The men are particularly proud of their new fire truck, which was delivered a few weeks ago. Fire Chief Paul Carr said that they traded the truck in to save money on the total coast of the new truck and upgrades to it, but he estimated that the labor might have cost $3,000 if paid only by cash. Donnie Tyler, who has been with the department since it was founded in 1976 and is president of its board of directors, as well as the firefighter captain, estimated that the total cost of the truck, its extra parts and labor was close to $9,400. The fire truck features a 2008 cabin chassis, and a hydraulic seat that adjusts to the operator’s weight.
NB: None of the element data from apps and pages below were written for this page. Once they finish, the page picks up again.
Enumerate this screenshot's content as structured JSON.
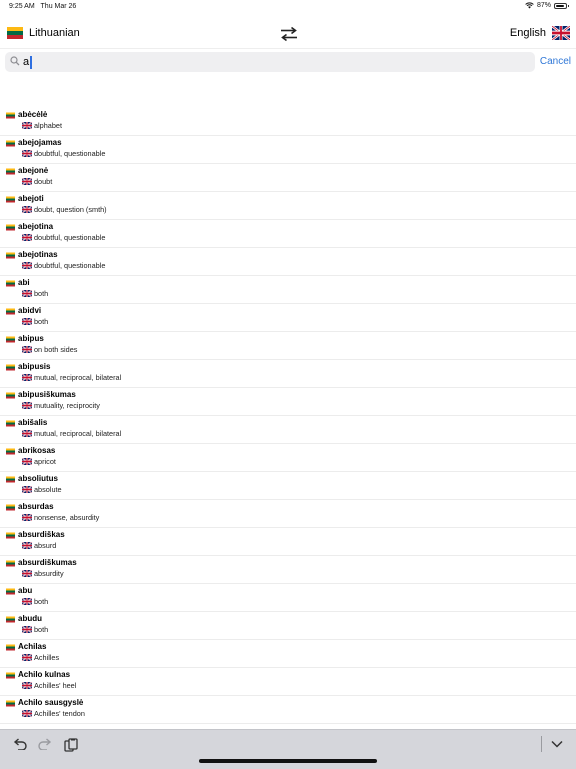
{
  "status_bar": {
    "time": "9:25 AM",
    "date": "Thu Mar 26",
    "battery": "87%",
    "battery_level": 0.87
  },
  "header": {
    "source_language": "Lithuanian",
    "target_language": "English",
    "swap_icon": "swap-arrows-icon"
  },
  "search": {
    "query": "a",
    "cancel_label": "Cancel",
    "icon": "search-icon"
  },
  "results": [
    {
      "term": "abėcėlė",
      "translation": "alphabet"
    },
    {
      "term": "abejojamas",
      "translation": "doubtful, questionable"
    },
    {
      "term": "abejonė",
      "translation": "doubt"
    },
    {
      "term": "abejoti",
      "translation": "doubt, question (smth)"
    },
    {
      "term": "abejotina",
      "translation": "doubtful, questionable"
    },
    {
      "term": "abejotinas",
      "translation": "doubtful, questionable"
    },
    {
      "term": "abi",
      "translation": "both"
    },
    {
      "term": "abidvi",
      "translation": "both"
    },
    {
      "term": "abipus",
      "translation": "on both sides"
    },
    {
      "term": "abipusis",
      "translation": "mutual, reciprocal, bilateral"
    },
    {
      "term": "abipusiškumas",
      "translation": "mutuality, reciprocity"
    },
    {
      "term": "abišalis",
      "translation": "mutual, reciprocal, bilateral"
    },
    {
      "term": "abrikosas",
      "translation": "apricot"
    },
    {
      "term": "absoliutus",
      "translation": "absolute"
    },
    {
      "term": "absurdas",
      "translation": "nonsense, absurdity"
    },
    {
      "term": "absurdiškas",
      "translation": "absurd"
    },
    {
      "term": "absurdiškumas",
      "translation": "absurdity"
    },
    {
      "term": "abu",
      "translation": "both"
    },
    {
      "term": "abudu",
      "translation": "both"
    },
    {
      "term": "Achilas",
      "translation": "Achilles"
    },
    {
      "term": "Achilo kulnas",
      "translation": "Achilles' heel"
    },
    {
      "term": "Achilo sausgyslė",
      "translation": "Achilles' tendon"
    }
  ],
  "keyboard_toolbar": {
    "undo_icon": "undo-icon",
    "redo_icon": "redo-icon",
    "paste_icon": "paste-icon",
    "dismiss_icon": "chevron-down-icon"
  },
  "colors": {
    "accent": "#2f77d7",
    "search_bg": "#efeff1",
    "toolbar_bg": "#d5d6db",
    "lt_yellow": "#fdb913",
    "lt_green": "#006a44",
    "lt_red": "#c1272d",
    "uk_blue": "#012169",
    "uk_red": "#c8102e"
  }
}
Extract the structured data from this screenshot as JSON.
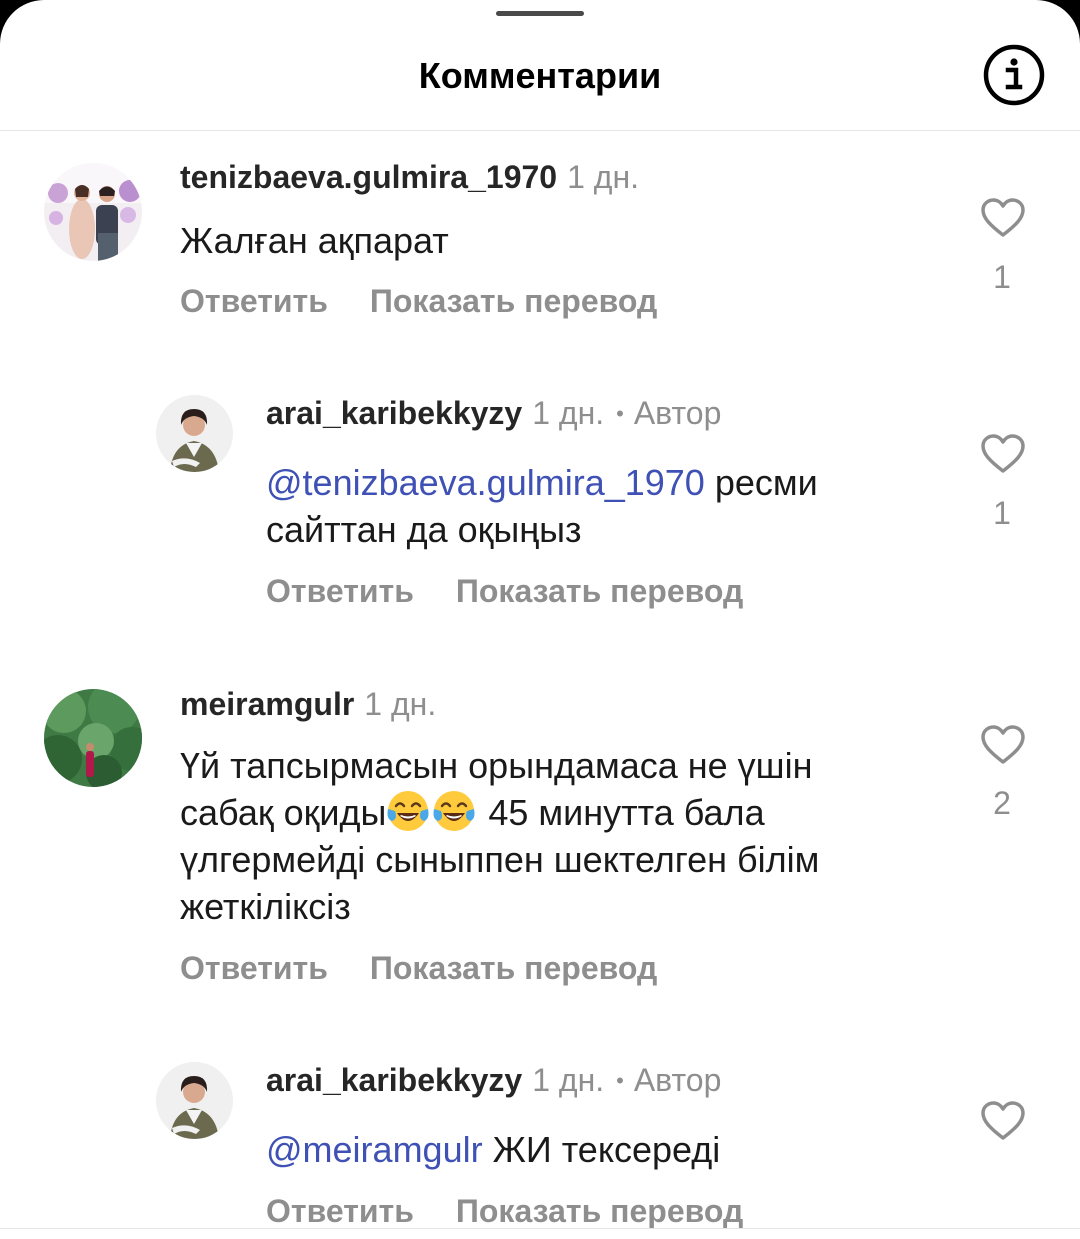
{
  "header": {
    "title": "Комментарии"
  },
  "comments": [
    {
      "username": "tenizbaeva.gulmira_1970",
      "time": "1 дн.",
      "text": "Жалған ақпарат",
      "reply": "Ответить",
      "translate": "Показать перевод",
      "likes": "1"
    },
    {
      "username": "arai_karibekkyzy",
      "time": "1 дн.",
      "separator": "•",
      "badge": "Автор",
      "mention": "@tenizbaeva.gulmira_1970",
      "text_line1": " ресми",
      "text_line2": "сайттан да оқыңыз",
      "reply": "Ответить",
      "translate": "Показать перевод",
      "likes": "1"
    },
    {
      "username": "meiramgulr",
      "time": "1 дн.",
      "text_line1": "Үй тапсырмасын орындамаса не үшін",
      "text_line2a": "сабақ оқиды",
      "text_line2b": " 45 минутта бала",
      "text_line3": "үлгермейді сыныппен шектелген білім",
      "text_line4": "жеткіліксіз",
      "reply": "Ответить",
      "translate": "Показать перевод",
      "likes": "2"
    },
    {
      "username": "arai_karibekkyzy",
      "time": "1 дн.",
      "separator": "•",
      "badge": "Автор",
      "mention": "@meiramgulr",
      "text": " ЖИ тексереді",
      "reply": "Ответить",
      "translate": "Показать перевод"
    }
  ],
  "icons": {
    "info": "info-icon",
    "heart": "heart-outline-icon",
    "emoji": "face-with-tears-of-joy"
  },
  "colors": {
    "mention": "#3f51b5",
    "secondary_text": "#8e8e8e",
    "username": "#262626"
  }
}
The tank on the old truck has been put on the new one and has an inside plastic coating. Carr said that in the event of an emergency, the water inside could be drunk. It looks pretty sharp, and is covered in aluminum.
“You can shave looking at it,” Tyler said, admiring his beard in the reflection of the tank.
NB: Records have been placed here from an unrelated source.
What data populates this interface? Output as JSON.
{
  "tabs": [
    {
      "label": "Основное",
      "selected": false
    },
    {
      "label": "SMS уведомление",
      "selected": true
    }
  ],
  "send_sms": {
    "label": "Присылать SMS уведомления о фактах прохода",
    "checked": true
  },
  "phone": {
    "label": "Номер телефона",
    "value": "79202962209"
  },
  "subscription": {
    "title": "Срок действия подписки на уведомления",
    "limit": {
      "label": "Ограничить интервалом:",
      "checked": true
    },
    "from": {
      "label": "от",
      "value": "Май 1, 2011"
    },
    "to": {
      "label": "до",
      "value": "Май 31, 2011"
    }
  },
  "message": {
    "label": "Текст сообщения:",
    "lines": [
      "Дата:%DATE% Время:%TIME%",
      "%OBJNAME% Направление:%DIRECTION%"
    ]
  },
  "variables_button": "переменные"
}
Carr said the International Standards Organization (ISO) insurance had gone down in recent years from a nine to a seven because they have proved that they can get water from existing pumps. He said that ISO requires that they be able to pump 250 gallons a minute for two hours, which both the tankers and both the pumpers can do. The fifth and last vehicle the department owns is a brush truck, which is used for grass fires. Tyler added that one of the pumpers could pump 1,200 gallons a minute while the other can pump 1,000.
Learn more about the 32-year-old department in The Cadiz Record.